The restoration of Dodona Manor, the Leesburg home of Gen. George C. Marshall, is expected to get a boost in the form of $250,000 in federal funding under consideration by Congress.
Rep. Frank R. Wolf (R-Va.) is scheduled to join Leesburg Mayor Kristen C. Umstattd and members of the George C. Marshall International Center's board of directors at the 19th-century farmhouse tomorrow to announce the planned funds.
The money would come from a Department of Housing and Urban Development account designed to help communities with economic development. The House Appropriations Committee included the money in a bill that is expected to be considered by the full House and Senate this fall.

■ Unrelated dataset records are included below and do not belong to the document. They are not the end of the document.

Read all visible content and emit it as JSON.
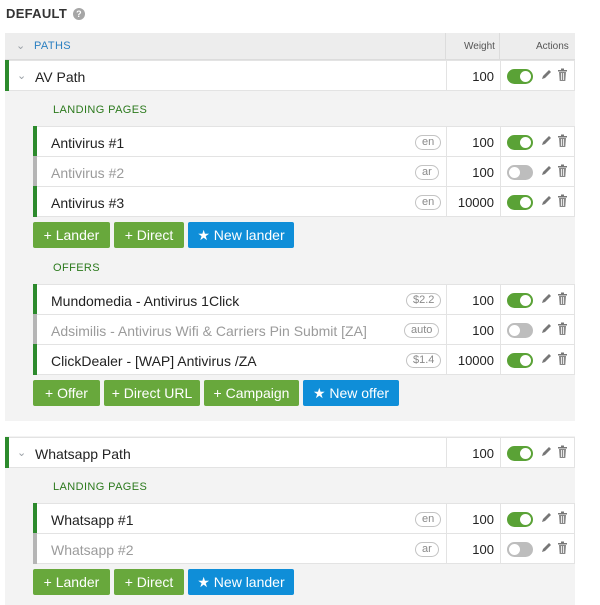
{
  "header": {
    "title": "DEFAULT",
    "help_icon": "question-circle-icon"
  },
  "columns": {
    "paths": "PATHS",
    "weight": "Weight",
    "actions": "Actions"
  },
  "colors": {
    "accent_green": "#68a83c",
    "accent_blue": "#0f8ed8",
    "active_bar": "#2c8a2c",
    "inactive_bar": "#b5b5b5",
    "toggle_on": "#5aa236",
    "toggle_off": "#bdbdbd"
  },
  "paths": [
    {
      "name": "AV Path",
      "weight": "100",
      "enabled": true,
      "landing_label": "LANDING PAGES",
      "landers": [
        {
          "name": "Antivirus #1",
          "badge": "en",
          "weight": "100",
          "enabled": true
        },
        {
          "name": "Antivirus #2",
          "badge": "ar",
          "weight": "100",
          "enabled": false
        },
        {
          "name": "Antivirus #3",
          "badge": "en",
          "weight": "10000",
          "enabled": true
        }
      ],
      "lander_buttons": {
        "lander": "+ Lander",
        "direct": "+ Direct",
        "new_lander": "★ New lander"
      },
      "offers_label": "OFFERS",
      "offers": [
        {
          "name": "Mundomedia - Antivirus 1Click",
          "badge": "$2.2",
          "weight": "100",
          "enabled": true
        },
        {
          "name": "Adsimilis - Antivirus Wifi & Carriers Pin Submit [ZA]",
          "badge": "auto",
          "weight": "100",
          "enabled": false
        },
        {
          "name": "ClickDealer - [WAP] Antivirus /ZA",
          "badge": "$1.4",
          "weight": "10000",
          "enabled": true
        }
      ],
      "offer_buttons": {
        "offer": "+ Offer",
        "direct_url": "+ Direct URL",
        "campaign": "+ Campaign",
        "new_offer": "★ New offer"
      }
    },
    {
      "name": "Whatsapp Path",
      "weight": "100",
      "enabled": true,
      "landing_label": "LANDING PAGES",
      "landers": [
        {
          "name": "Whatsapp #1",
          "badge": "en",
          "weight": "100",
          "enabled": true
        },
        {
          "name": "Whatsapp #2",
          "badge": "ar",
          "weight": "100",
          "enabled": false
        }
      ],
      "lander_buttons": {
        "lander": "+ Lander",
        "direct": "+ Direct",
        "new_lander": "★ New lander"
      }
    }
  ]
}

Marshall served as Army chief of staff during World War II and later as secretary of state and defense. He is perhaps best known as the architect of the massive U.S.-led plan that bears his name to rebuild Europe after World War II. He received the Nobel Peace Prize in 1953.
Marshall bought the Leesburg estate with his wife, Katherine, in 1941, and the couple used it as a country retreat.
"Marshall loved Leesburg," said Anne Horstman, executive vice president of the center. "He was a very busy man who traveled everywhere. Leesburg and Loudoun County offered him just a wonderful getaway."
The George C. Marshall International Center bought the home in 1995 and launched the restoration project four years later. The exterior has been completed, which leaves work only on the items that will fill the inside and the gardens and landscaping on the four-acre property, Horstman said. The home is scheduled to open to the public in November 2005.
In all, the restoration will cost $3 million to $5 million. It is being funded by a combination of private and public sources, Horstman said.
A tour of the house, she said, will allow visitors to explore a 19th-century structure while experiencing the nostalgia of the furnishings installed by the Marshalls during the 1940s and '50s. Educational displays will cover pivotal events in which Marshall played an important role.
A spokeswoman for Wolf's office said the congressman believes the manor will play an important role in attracting visitors to the region.
"By restoring Dodona Manor, we feel we will continue to promote the tourism industry," said spokeswoman Anne McClure.